Voitek: We’re starting to focus a lot on the label, Pets Recordings. We’re going to keep working for only three labels: ours, Get Physical and Dirtybird. These are our three most important platforms. We want to definitely do more label parties with our friends, and maybe play longer sets in some clubs.
Check out this interview with some of the Dirtybird crew by Pioneer’s DJsounds at the Dirtybird BBQ in London earlier this year.
How is Pets Recordings developing, and who are some emerging artists we should look into?
Voitek: We just recently signed new artists like Squarehead and Trikk. The label is mostly like a mixture of deep house and the UK sound. This is what I’ve noticed when we get demos or someone sends us music – it’s a really weird mixture. We never wanted our label to have a certain sound, but actually people started to notice one.
Right now we’re doing a compilation for next year so we’re collecting tracks, and we just signed a few cool artists.
Greg: We’re really happy about the Uffe release. The next EP is going to be Rachel with a Kink remix. The music video is already made. And next year Pets Recording is definitely releasing an album, though we don’t know yet by whom.
Voitek: We’re doing an album as well with Dirtybird. Before the interview we were on the phone with Von Stroke and we were discussing next year. It looks like we’ll be playing a lot of Dirtybird parties next year, as well as Pets parties and some Get Physical ones. I think working in teams is much better. We want to focus on team gigs instead if single gigs. Of course single gigs are always cool because they establish you as a single act.
What’s better about the family act?
Greg: It’s much more fun! Last time we played in Ibiza and Space and after the gig we had to do a photo shoot with all the guys from Dirtybird. We were there until like 12 pm and it was so much fun.
You told me that Von Stroke just called you guys out of the blue? That’s how you guys got started with Dirtybird?
Voitek: Yeah, I think he just liked our music.
How does it feel to get so much praise for your work from big artists like Von Stroke?
Voitek: We were running around the room, jumping. We were like kids getting a PlayStation.
Greg: We still get excited about a lot of things. It’s a lot of fun for us.
Voitek: We just finished our Body Language compilation and it’s also like another chapter in our life. We’ve been thinking of doing a compilation for a couple of years so we put a lot of tracks that we really like, and we asked a lot of friends who did exclusive tracks for us.
Preview this remix the guys did for Soul Clap featured on their Body Language compilation.
We’re also working on an audiovisual project as well, but it would be more like in a gallery instead of a club environment.
Awesome! How did that come about?
Voitek: It’s in its very early stages, but it’ll be some sort of mixture 3D mapping, music and music videos.
Greg: That’s the thing about the label.

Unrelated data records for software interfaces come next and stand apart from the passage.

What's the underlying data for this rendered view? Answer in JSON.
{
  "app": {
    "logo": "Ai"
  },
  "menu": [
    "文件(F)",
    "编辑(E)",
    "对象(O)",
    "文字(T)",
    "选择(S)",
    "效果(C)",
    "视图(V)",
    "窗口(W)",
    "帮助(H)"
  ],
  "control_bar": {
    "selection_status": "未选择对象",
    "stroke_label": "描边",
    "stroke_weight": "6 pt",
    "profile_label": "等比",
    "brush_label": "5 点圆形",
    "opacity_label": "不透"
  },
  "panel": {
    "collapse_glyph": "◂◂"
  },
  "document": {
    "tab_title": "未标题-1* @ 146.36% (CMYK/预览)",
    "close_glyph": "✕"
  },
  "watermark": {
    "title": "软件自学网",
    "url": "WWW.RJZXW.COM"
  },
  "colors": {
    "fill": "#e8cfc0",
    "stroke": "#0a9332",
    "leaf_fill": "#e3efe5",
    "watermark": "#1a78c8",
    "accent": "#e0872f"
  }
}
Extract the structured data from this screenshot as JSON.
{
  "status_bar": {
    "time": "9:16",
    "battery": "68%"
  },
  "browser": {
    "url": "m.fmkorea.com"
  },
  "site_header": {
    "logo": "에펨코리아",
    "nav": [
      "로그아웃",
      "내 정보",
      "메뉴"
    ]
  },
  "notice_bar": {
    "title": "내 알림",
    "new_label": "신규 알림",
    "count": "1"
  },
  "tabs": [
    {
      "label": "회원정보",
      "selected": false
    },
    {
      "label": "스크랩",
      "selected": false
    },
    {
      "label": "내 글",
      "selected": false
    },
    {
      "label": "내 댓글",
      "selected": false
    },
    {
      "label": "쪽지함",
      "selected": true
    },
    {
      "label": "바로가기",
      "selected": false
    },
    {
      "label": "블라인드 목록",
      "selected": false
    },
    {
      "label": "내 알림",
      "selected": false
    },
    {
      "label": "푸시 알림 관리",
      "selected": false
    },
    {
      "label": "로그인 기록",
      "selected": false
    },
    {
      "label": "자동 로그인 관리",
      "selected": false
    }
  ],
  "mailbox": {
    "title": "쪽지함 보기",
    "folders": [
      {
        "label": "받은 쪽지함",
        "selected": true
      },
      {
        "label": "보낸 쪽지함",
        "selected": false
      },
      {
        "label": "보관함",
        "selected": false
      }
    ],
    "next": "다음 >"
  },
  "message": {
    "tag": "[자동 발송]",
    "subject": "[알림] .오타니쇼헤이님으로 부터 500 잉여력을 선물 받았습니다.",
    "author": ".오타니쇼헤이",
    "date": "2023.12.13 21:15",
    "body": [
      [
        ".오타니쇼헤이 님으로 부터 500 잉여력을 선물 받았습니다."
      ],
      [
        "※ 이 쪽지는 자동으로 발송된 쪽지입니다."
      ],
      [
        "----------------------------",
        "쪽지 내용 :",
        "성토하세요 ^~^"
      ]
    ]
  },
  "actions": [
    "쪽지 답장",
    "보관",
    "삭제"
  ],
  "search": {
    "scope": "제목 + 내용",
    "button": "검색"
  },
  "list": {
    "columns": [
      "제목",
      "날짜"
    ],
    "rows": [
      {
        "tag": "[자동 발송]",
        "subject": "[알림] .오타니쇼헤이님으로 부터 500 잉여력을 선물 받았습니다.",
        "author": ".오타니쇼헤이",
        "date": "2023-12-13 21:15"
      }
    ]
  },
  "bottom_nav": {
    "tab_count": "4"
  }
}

We don’t want to only focus on music. The first idea was to promote Polish artists, but working not only with musicians but also with video artists or photographers, or even independent clothing brands. We want to connect everything with the label.